There are a bunch of free gigs in London. Each week I go to three and review them.
The rating system is simple. How many beers did I buy (drink)? The more, the better.
5. Fake Turins, Shattercones and Japan Review @ 26 Leake Street, London
Wednesday, 29 May 2019
Henry learns that Fake Turins are NOT Hard-Fi beats with William Burroughs inspired lyrics.
This was my first visit to 26 Leake Street.
It’s an open-plan, neon-lit bar, hidden under covered railway arches near Waterloo station. I’d describe it as ‘organise your next post-work binge here and it’ll probably impress your colleagues’ cool.
Yeah, swathes of graffiti, skateboards clattering and kids screaming, ‘fuck off’ at each other. The bar’s also hosting an official Nelson Mandela exhibition, so there’s culture too (great excuse to miss that mandatory weekend gallery excursion).
It inspired me to ask myself, “is 26 Leake Street a bar for revolutionaries?”
Then I remembered that I knew the answer to that already:
Yes, of course it was!
Are you Nation of Ulysses? Oh well, chin up…
I was there to see Fake Turins.
The facebook event page described them as, “Nomadic Disco-Punk that blends the poetic irreverence of Burroughs with the modern cynicism of David Foster Wallace.”
How Henry inspired Fake Turins
The description quoted above has been revised.
Ahead of the gig, it claimed that the band were, “Hard-Fi beats overlayed with poetry inspired by William Burroughs carrying the modern cynicism and irony of David Foster Wallace.” Or something like that.
It’s funny, they must have changed it because they overheard me saying how ridiculous it was. Look Fake Turins, I know I’m a pretty big deal, but please stop being so insecure.
I’m sure I’d heard boasts like that before!
Who did it remind me of? Oh yeah, Nation of Ulysses, everyone’s favourite Washington DC punk band to quote when you’re having an argument about how Refused aren’t that original. You know, that band that claimed to be revolutionaries working hard to overthrow the capitalist system.
Fake Turins seemed to be describing themselves in a very similar way.
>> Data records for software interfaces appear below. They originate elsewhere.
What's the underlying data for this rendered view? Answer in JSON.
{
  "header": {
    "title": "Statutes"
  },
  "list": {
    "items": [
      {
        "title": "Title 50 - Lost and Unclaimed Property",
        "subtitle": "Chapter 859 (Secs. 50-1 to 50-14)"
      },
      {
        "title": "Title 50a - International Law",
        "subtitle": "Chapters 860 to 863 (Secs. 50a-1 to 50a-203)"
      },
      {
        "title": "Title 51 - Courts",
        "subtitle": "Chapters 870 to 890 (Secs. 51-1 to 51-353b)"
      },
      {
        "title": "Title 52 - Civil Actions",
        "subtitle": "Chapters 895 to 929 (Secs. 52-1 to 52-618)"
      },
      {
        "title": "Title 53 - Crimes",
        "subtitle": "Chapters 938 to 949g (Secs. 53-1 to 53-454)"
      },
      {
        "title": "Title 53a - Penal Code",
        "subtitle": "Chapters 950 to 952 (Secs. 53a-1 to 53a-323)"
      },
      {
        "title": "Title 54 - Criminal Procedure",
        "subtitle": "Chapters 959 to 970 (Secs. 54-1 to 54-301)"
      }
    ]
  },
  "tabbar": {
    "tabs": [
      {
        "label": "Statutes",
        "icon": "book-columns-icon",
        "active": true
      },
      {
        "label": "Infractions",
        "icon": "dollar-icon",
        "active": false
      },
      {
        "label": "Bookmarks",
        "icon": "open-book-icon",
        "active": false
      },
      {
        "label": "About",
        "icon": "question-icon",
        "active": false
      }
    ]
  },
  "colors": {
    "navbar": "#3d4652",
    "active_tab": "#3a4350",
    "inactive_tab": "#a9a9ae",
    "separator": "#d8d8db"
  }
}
But maybe they were just joking.
I mean, I don’t mind a bit of intentional over exaggeration (I’m not a monster, am I?).
Then they did sound check.
Between ‘1-2 1-2’ Fake Turins’ front-man recited poetry.
It confirmed my suspicions: Fake Turins were really pretentious (and insecure).
So, having established that this review is completely objective, let’s get to it:
The actual review
Japan Review kicked it off with some dreary dreampop; a lot to distortion and aural landscaping (the legacy of U2 lives on). Singer sounded like Thom Yorke, but the songs weren’t very interesting (no fake plastic watering cans).
I hadn’t showered or changed my boxers that day. Guess who was drearier, my boxers or Japan Review? Nailed it.
Next up: Shattercones. They promised a unique and (potentially) unhinged performance. I can now confirm that no, fiddles do not make performances unique or unhinged. Vocals like Johnny Cash come that posh guy with the double-barrel surname from the Vaccines, but those mid-western vibes might have just been inspired by the attire; they looked like they’d walked off the set of a high-school production of Stranger Things.
And now to Fake Turins.
I’d held out one hell of a lotta hope for Fake Turins.
I mean, they were meant to be “Hard-Fi beats overlayed with poetry inspired by William Burroughs carrying the modern cynicism and irony of David Foster Wallace.”
Can you imagine?
Oh wait, you probably can’t.
I’ll help you.
Imagine that song, Living for the Weekend. Now surgically remove the vocals.
Now, I know this one’s difficult, but what do David Foster Wallace and William Burroughs have in common? The former is ‘iron-ic’, the latter shot his wife in the head during a drunken parlour game and then let his friends abuse his son.
Go on, I know you read.
So Fake Turins were going to play Hard Fi’s Living for the Weekend and read that scene about Steely Dan III from Naked Lunch.
Oh wait, they didn’t.
Actually, they sounded alright. But after so much boasting, they weren’t able to live up to the hype.
The music wasn’t interesting, inspired, or even that different.
It was just a lot of people playing a load of instruments (including bongo drums) and two guys wailing over them cryptically.
The highlight was that Charlie came.
Charlie, don’t worry, the beers are for the bands, not you.
Fake Turins: Don’t promise what you can’t deliver.